What to produce =>
Any image found in the entries is to be skipped; the rest is returned word for word.
** Opening Records to process block **
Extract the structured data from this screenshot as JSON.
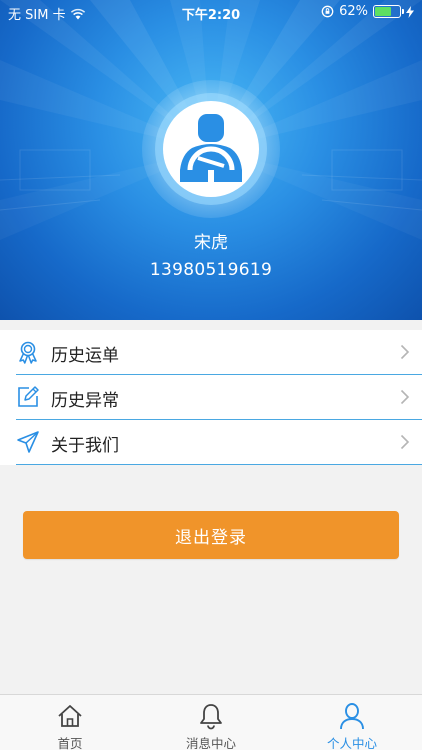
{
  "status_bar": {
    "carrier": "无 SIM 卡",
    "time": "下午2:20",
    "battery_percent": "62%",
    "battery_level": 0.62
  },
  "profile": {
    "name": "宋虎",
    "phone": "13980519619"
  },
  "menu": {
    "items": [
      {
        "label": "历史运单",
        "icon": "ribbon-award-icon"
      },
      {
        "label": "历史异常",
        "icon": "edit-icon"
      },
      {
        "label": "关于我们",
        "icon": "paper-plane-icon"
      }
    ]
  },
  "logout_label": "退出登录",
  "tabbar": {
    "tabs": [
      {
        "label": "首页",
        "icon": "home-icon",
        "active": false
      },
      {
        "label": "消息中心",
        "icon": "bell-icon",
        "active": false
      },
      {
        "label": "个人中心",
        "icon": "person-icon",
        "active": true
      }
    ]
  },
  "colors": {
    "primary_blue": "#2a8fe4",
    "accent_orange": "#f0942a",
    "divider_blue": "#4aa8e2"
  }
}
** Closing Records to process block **
Exercise response =>
Extract the structured data from this screenshot as JSON.
{
  "status_bar": {
    "carrier": "无 SIM 卡",
    "time": "下午2:20",
    "battery_percent": "62%",
    "battery_level": 0.62
  },
  "profile": {
    "name": "宋虎",
    "phone": "13980519619"
  },
  "menu": {
    "items": [
      {
        "label": "历史运单",
        "icon": "ribbon-award-icon"
      },
      {
        "label": "历史异常",
        "icon": "edit-icon"
      },
      {
        "label": "关于我们",
        "icon": "paper-plane-icon"
      }
    ]
  },
  "logout_label": "退出登录",
  "tabbar": {
    "tabs": [
      {
        "label": "首页",
        "icon": "home-icon",
        "active": false
      },
      {
        "label": "消息中心",
        "icon": "bell-icon",
        "active": false
      },
      {
        "label": "个人中心",
        "icon": "person-icon",
        "active": true
      }
    ]
  },
  "colors": {
    "primary_blue": "#2a8fe4",
    "accent_orange": "#f0942a",
    "divider_blue": "#4aa8e2"
  }
}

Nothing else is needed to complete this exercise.